The benefits of settling this account now could also be a boost to your credit score, by curing the charge-off and improving your debt to income and debt to credit ratios. One of my clients experienced a very large jump in his credit score after settling a private student loan that was about as far behind as yours is. How much your credit score will increase depends on the other factors influencing your score, but you will most likely see some increase after settlement with Key Bank.
Doing nothing about your loan.
By paying the charge-off through settlement, you will also remove one of the most common obstacles to obtaining a mortgage or car loan. If neither of those things are on the horizon and you don’t have funds to settle, then perhaps the best bet is to wait and see if the other side takes action before time runs out. You’d want to be ready to hire a consumer defense attorney if they spring a surprise lawsuit on you though. Once the account goes past SOL, they can still try to take you to court – it’s up to you to defend yourself or hire an attorney who can make the case that the loans are past SOL. Being past the 6 year mark doesn’t automatically mean the lender won’t try to take you to court, so it would be up to you to raise the SOL defense (or your attorney).
As mentioned earlier, there are also different actions that can restart the SOL clock, so before you commit to that strategy it would be best to seek legal advice. If you decide to take the settlement route, you don’t need an attorney to do that for you. You can do it yourself or hire a professional who can help you negotiate the lowest settlement – and then make sure it’s executed properly.

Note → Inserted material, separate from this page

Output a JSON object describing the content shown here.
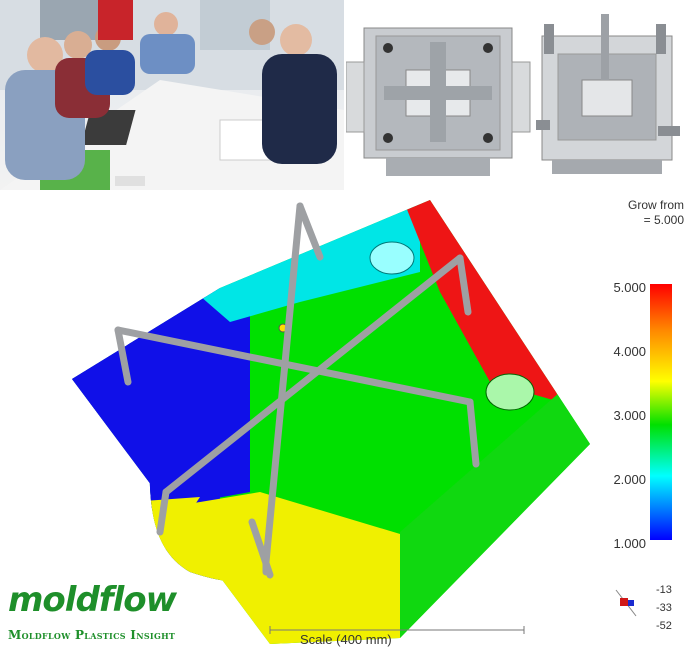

You definitely have some options here, and which route you take really depends on your goals and plans for the next several years; as well as the amount of funds you have to put toward a potential settlement. If you’re looking for a negotiator with private student loan experience, I’ve helped many borrowers in similar situations as yours and have some examples of my student loan settlements posted on my website.
Anyone with questions or concerns dealing with Key Bank and your private student loans is welcome to post in the comments below for feedback. You can reach Andrew for a one on one consult at 800-939-8357, option 4 rings to him.